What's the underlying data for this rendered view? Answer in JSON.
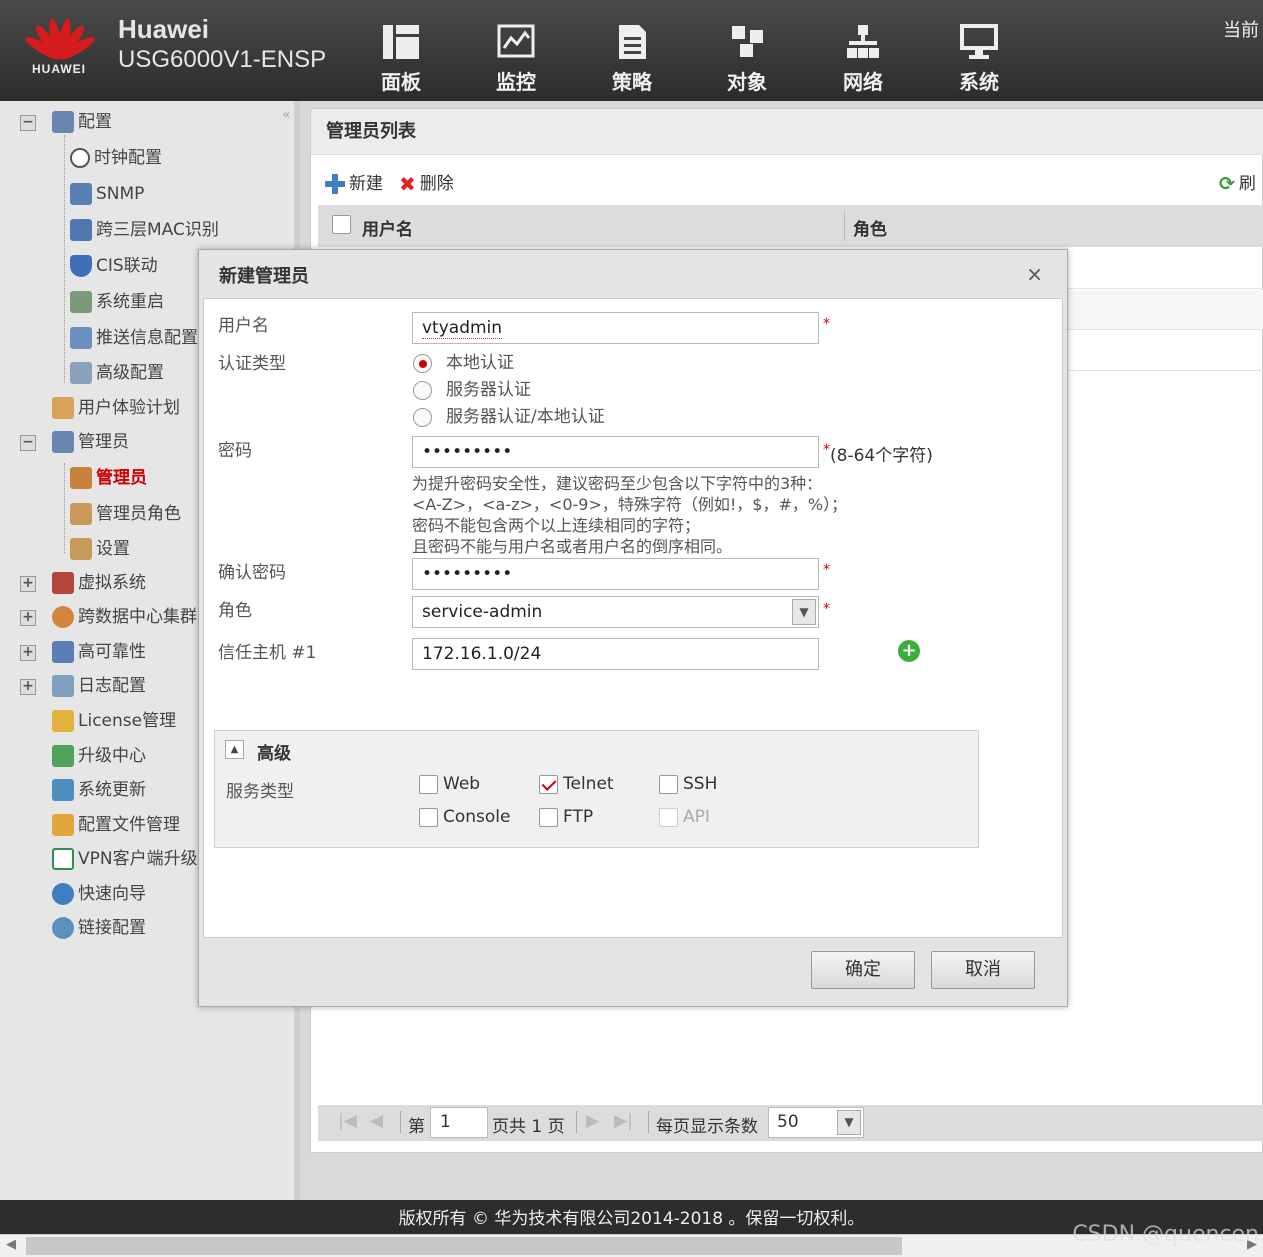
{
  "header": {
    "brand_logo_text": "HUAWEI",
    "product_name": "Huawei",
    "product_model": "USG6000V1-ENSP",
    "top_right_text": "当前",
    "nav": [
      {
        "label": "面板",
        "icon": "dashboard-icon"
      },
      {
        "label": "监控",
        "icon": "monitor-icon"
      },
      {
        "label": "策略",
        "icon": "policy-icon"
      },
      {
        "label": "对象",
        "icon": "object-icon"
      },
      {
        "label": "网络",
        "icon": "network-icon"
      },
      {
        "label": "系统",
        "icon": "system-icon"
      }
    ]
  },
  "sidebar": {
    "collapse_glyph": "«",
    "items": [
      {
        "label": "配置",
        "icon": "config-icon",
        "expander": "−"
      },
      {
        "label": "时钟配置",
        "icon": "clock-icon"
      },
      {
        "label": "SNMP",
        "icon": "snmp-icon"
      },
      {
        "label": "跨三层MAC识别",
        "icon": "mac-icon"
      },
      {
        "label": "CIS联动",
        "icon": "cis-shield-icon"
      },
      {
        "label": "系统重启",
        "icon": "restart-icon"
      },
      {
        "label": "推送信息配置",
        "icon": "push-icon"
      },
      {
        "label": "高级配置",
        "icon": "advanced-icon"
      },
      {
        "label": "用户体验计划",
        "icon": "user-exp-icon"
      },
      {
        "label": "管理员",
        "icon": "admin-group-icon",
        "expander": "−"
      },
      {
        "label": "管理员",
        "icon": "admin-icon",
        "selected": true
      },
      {
        "label": "管理员角色",
        "icon": "admin-role-icon"
      },
      {
        "label": "设置",
        "icon": "settings-icon"
      },
      {
        "label": "虚拟系统",
        "icon": "vsys-icon",
        "expander": "+"
      },
      {
        "label": "跨数据中心集群",
        "icon": "datacenter-icon",
        "expander": "+"
      },
      {
        "label": "高可靠性",
        "icon": "ha-icon",
        "expander": "+"
      },
      {
        "label": "日志配置",
        "icon": "log-icon",
        "expander": "+"
      },
      {
        "label": "License管理",
        "icon": "license-icon"
      },
      {
        "label": "升级中心",
        "icon": "upgrade-icon"
      },
      {
        "label": "系统更新",
        "icon": "update-icon"
      },
      {
        "label": "配置文件管理",
        "icon": "config-file-icon"
      },
      {
        "label": "VPN客户端升级",
        "icon": "vpn-icon"
      },
      {
        "label": "快速向导",
        "icon": "wizard-icon"
      },
      {
        "label": "链接配置",
        "icon": "link-icon"
      }
    ]
  },
  "main": {
    "title": "管理员列表",
    "toolbar": {
      "new_label": "新建",
      "delete_label": "删除",
      "refresh_label": "刷"
    },
    "columns": [
      "用户名",
      "角色"
    ],
    "pager": {
      "prefix": "第",
      "page": "1",
      "total": "页共 1 页",
      "per_page_label": "每页显示条数",
      "per_page": "50"
    }
  },
  "dialog": {
    "title": "新建管理员",
    "close_glyph": "×",
    "username_label": "用户名",
    "username_value": "vtyadmin",
    "auth_label": "认证类型",
    "auth_options": [
      "本地认证",
      "服务器认证",
      "服务器认证/本地认证"
    ],
    "auth_selected": 0,
    "password_label": "密码",
    "password_value": "•••••••••",
    "password_length_hint": "(8-64个字符)",
    "password_hints": [
      "为提升密码安全性，建议密码至少包含以下字符中的3种：",
      "<A-Z>，<a-z>，<0-9>，特殊字符（例如!，$，#，%）；",
      "密码不能包含两个以上连续相同的字符；",
      "且密码不能与用户名或者用户名的倒序相同。"
    ],
    "confirm_label": "确认密码",
    "confirm_value": "•••••••••",
    "role_label": "角色",
    "role_value": "service-admin",
    "trusted_host_label": "信任主机 #1",
    "trusted_host_value": "172.16.1.0/24",
    "required_mark": "*",
    "advanced": {
      "title": "高级",
      "collapse_glyph": "▲",
      "service_label": "服务类型",
      "services": [
        {
          "label": "Web",
          "checked": false,
          "disabled": false
        },
        {
          "label": "Telnet",
          "checked": true,
          "disabled": false
        },
        {
          "label": "SSH",
          "checked": false,
          "disabled": false
        },
        {
          "label": "Console",
          "checked": false,
          "disabled": false
        },
        {
          "label": "FTP",
          "checked": false,
          "disabled": false
        },
        {
          "label": "API",
          "checked": false,
          "disabled": true
        }
      ]
    },
    "ok_label": "确定",
    "cancel_label": "取消"
  },
  "footer": {
    "copyright": "版权所有 © 华为技术有限公司2014-2018 。保留一切权利。",
    "watermark": "CSDN @quencen"
  },
  "colors": {
    "accent_red": "#cc0000",
    "header_bg": "#333333",
    "add_green": "#3cae3c"
  }
}
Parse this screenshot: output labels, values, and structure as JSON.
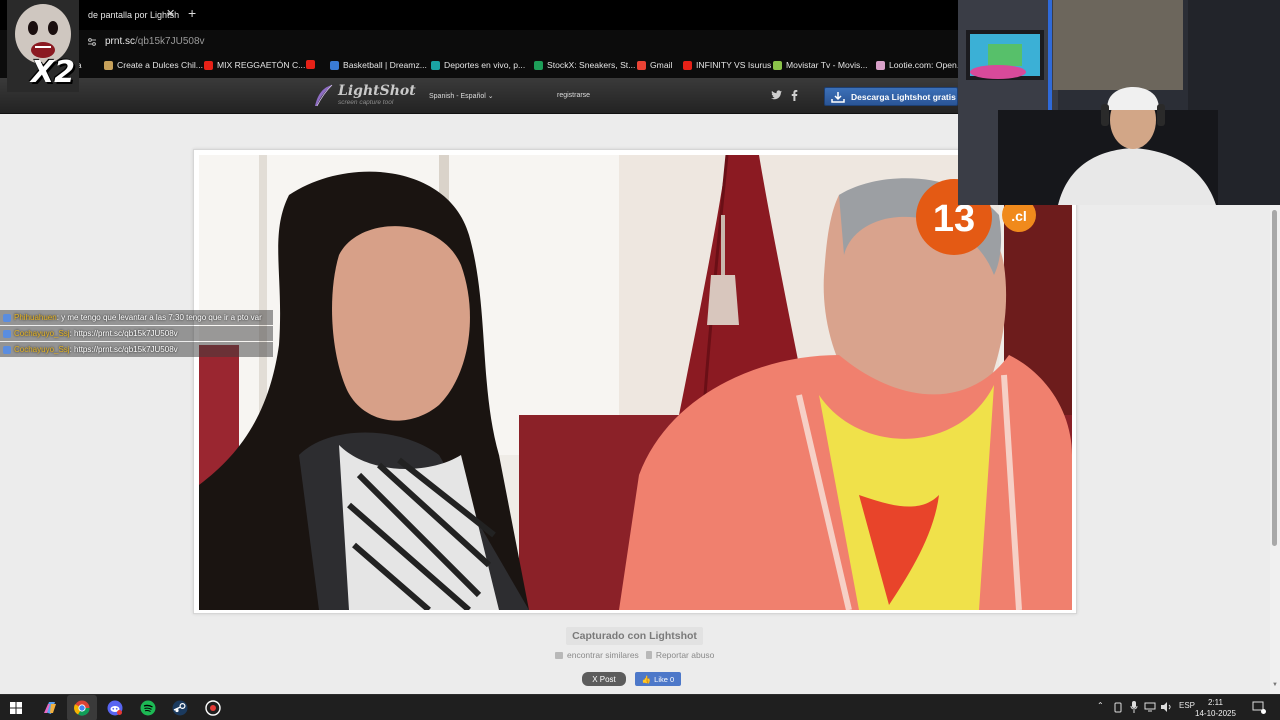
{
  "browser": {
    "tab_title": "de pantalla por Lightsh",
    "tab_close": "✕",
    "new_tab": "+",
    "url_host": "prnt.sc",
    "url_path": "/qb15k7JU508v",
    "bookmarks": [
      {
        "label": "nja",
        "color": "#555555"
      },
      {
        "label": "Create a Dulces Chil...",
        "color": "#c6a15b"
      },
      {
        "label": "MIX REGGAETÓN C...",
        "color": "#e62117"
      },
      {
        "label": "",
        "color": "#e62117"
      },
      {
        "label": "Basketball | Dreamz...",
        "color": "#3a7bd5"
      },
      {
        "label": "Deportes en vivo, p...",
        "color": "#1aa3a3"
      },
      {
        "label": "StockX: Sneakers, St...",
        "color": "#1d9d58"
      },
      {
        "label": "Gmail",
        "color": "#ea4335"
      },
      {
        "label": "INFINITY VS Isurus",
        "color": "#e62117"
      },
      {
        "label": "Movistar Tv - Movis...",
        "color": "#8bc34a"
      },
      {
        "label": "Lootie.com: Open...",
        "color": "#d8a0c8"
      }
    ]
  },
  "lightshot": {
    "brand": "LightShot",
    "tagline": "screen capture tool",
    "language": "Spanish - Español",
    "register": "registrarse",
    "download_button": "Descarga Lightshot gratis",
    "captured_label": "Capturado con Lightshot",
    "find_similar": "encontrar similares",
    "report_abuse": "Reportar abuso",
    "x_post": "X Post",
    "fb_like": "Like 0",
    "channel_logo": "13",
    "channel_logo_suffix": ".cl"
  },
  "chat": [
    {
      "user": "Phihuahuen",
      "message": ": y me tengo que levantar a las 7:30 tengo que ir a pto var"
    },
    {
      "user": "Cochayuyo_Ssj",
      "message": ": https://prnt.sc/qb15k7JU508v"
    },
    {
      "user": "Cochayuyo_Ssj",
      "message": ": https://prnt.sc/qb15k7JU508v"
    }
  ],
  "emote": {
    "multiplier": "X2"
  },
  "taskbar": {
    "language": "ESP",
    "time": "2:11",
    "date": "14-10-2025"
  },
  "colors": {
    "lightshot_blue": "#2f5fa6",
    "header_dark": "#2d2d2d",
    "page_bg": "#ececec"
  }
}
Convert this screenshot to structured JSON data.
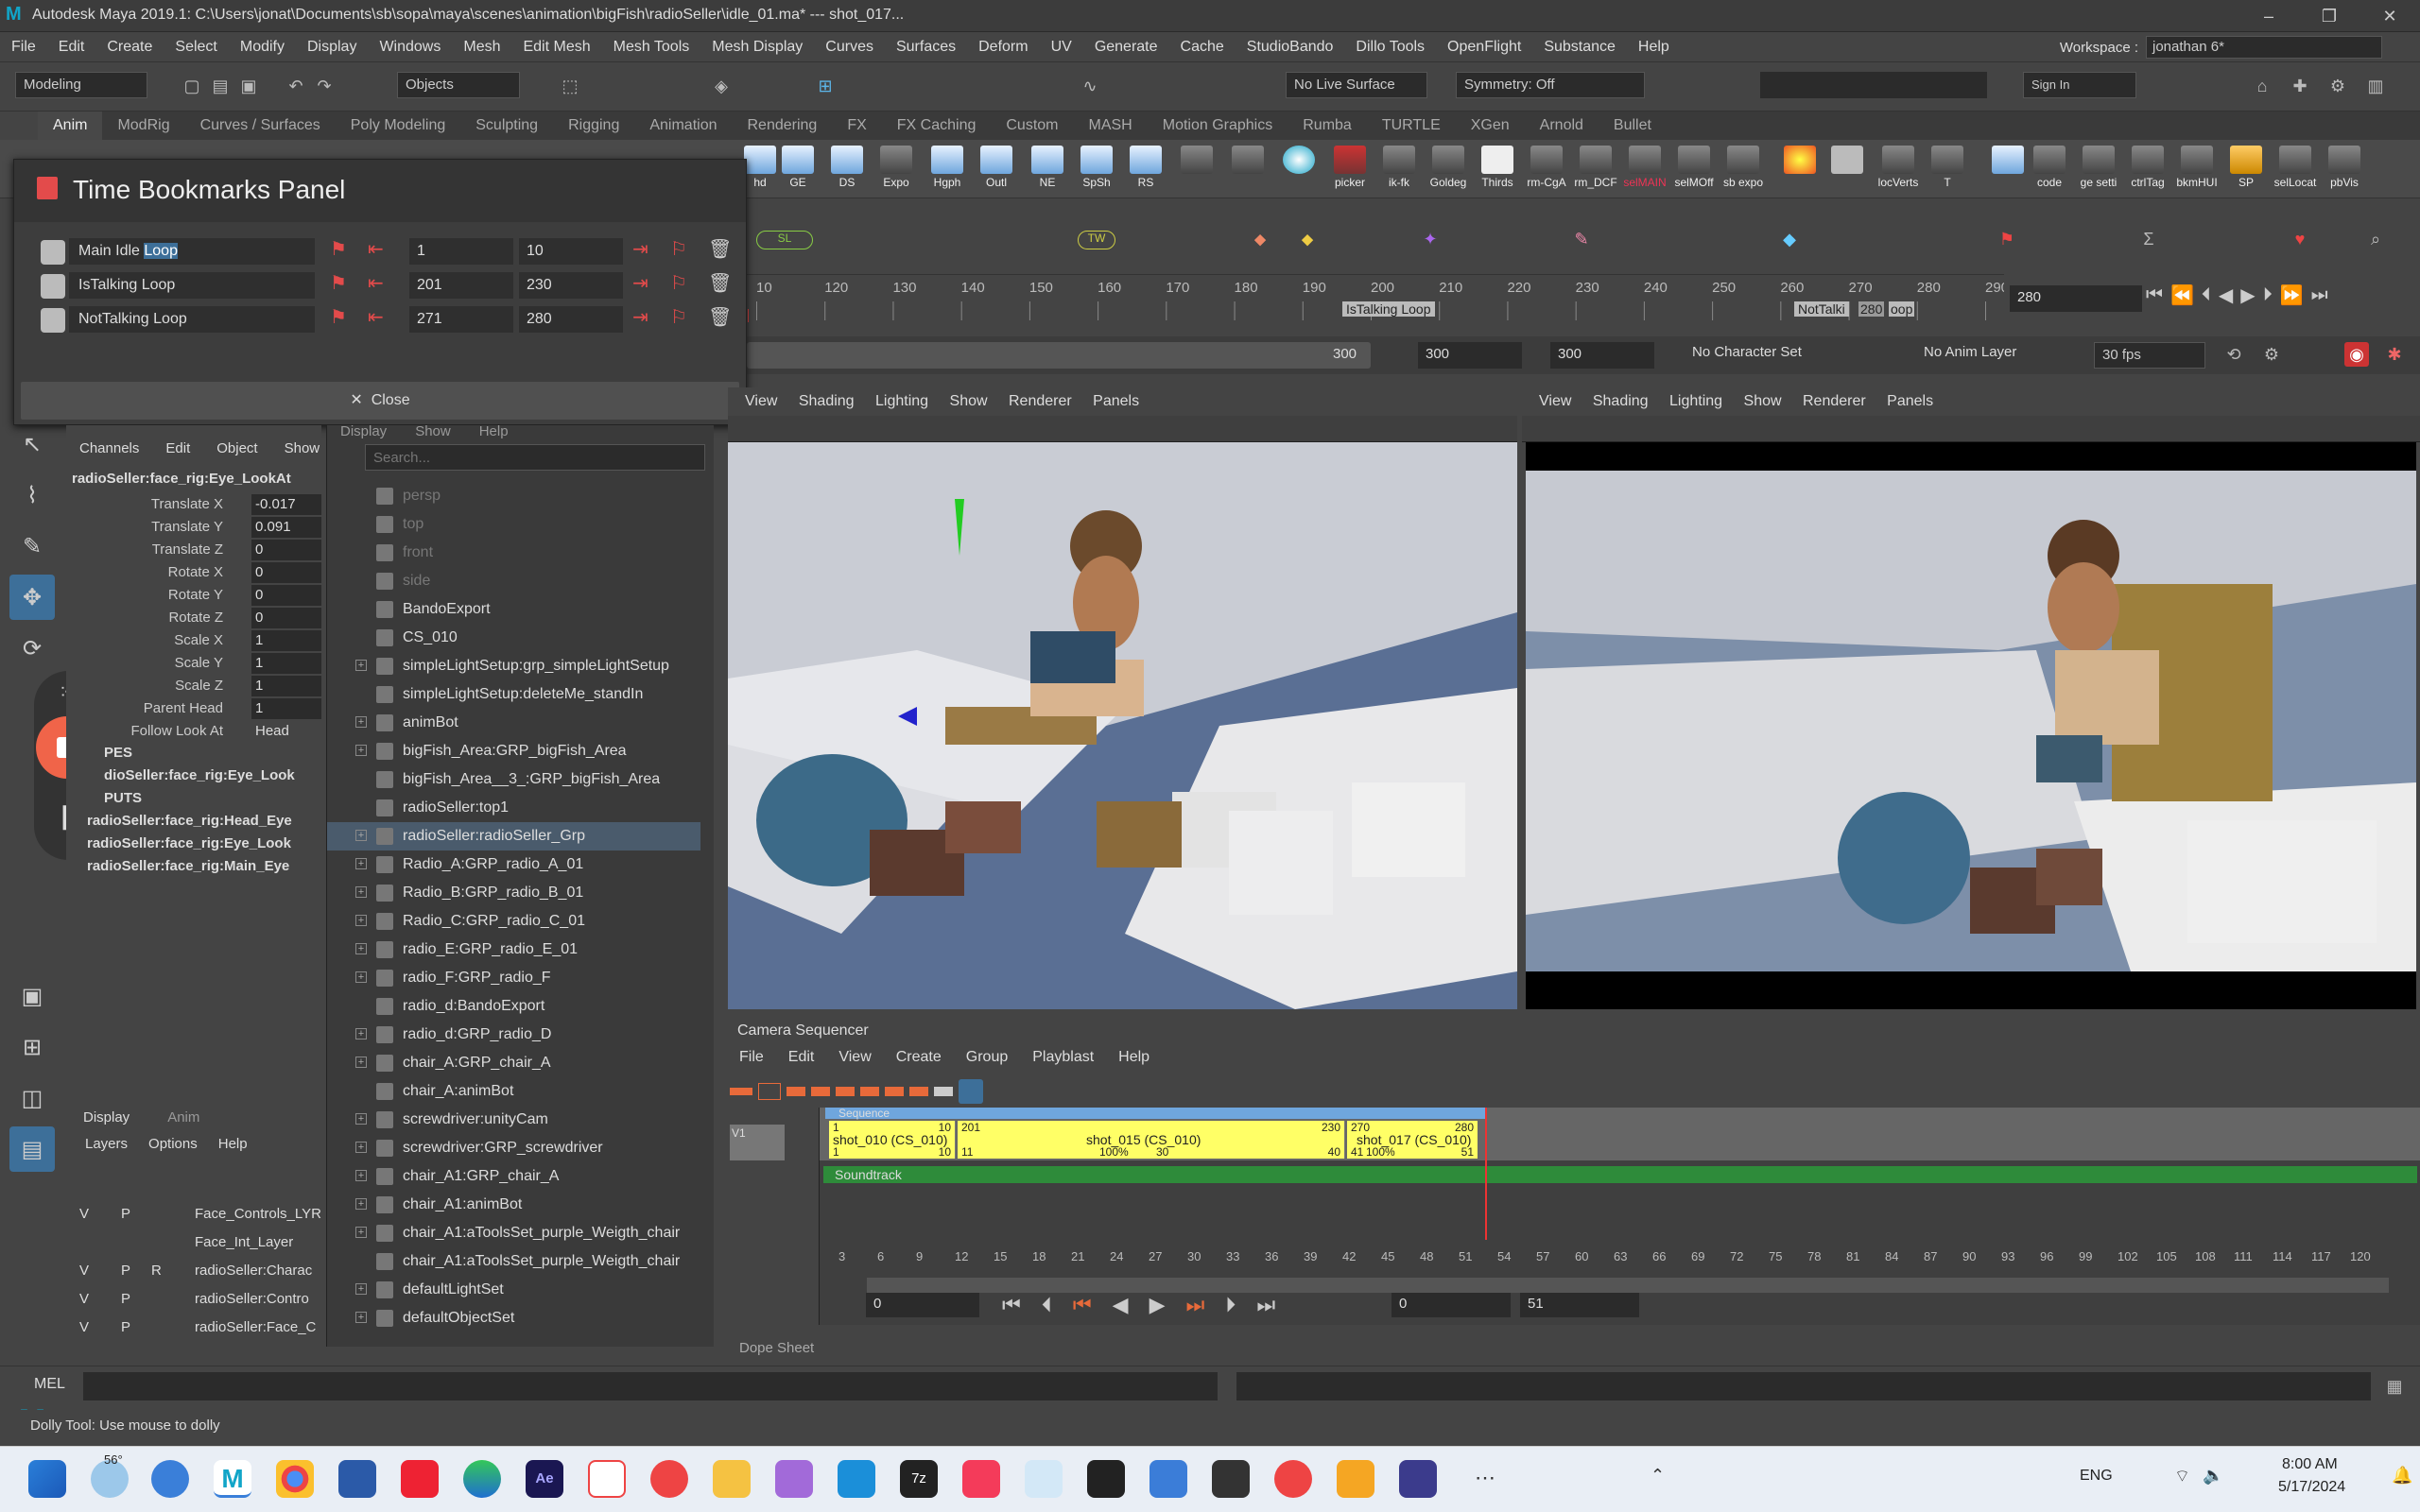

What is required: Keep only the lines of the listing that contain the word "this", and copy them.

Solution:
What's the underlying data for this rendered view? Answer in JSON.
Parse this screenshot: output labels, values, and structure as JSON.
Convert this screenshot to structured JSON data.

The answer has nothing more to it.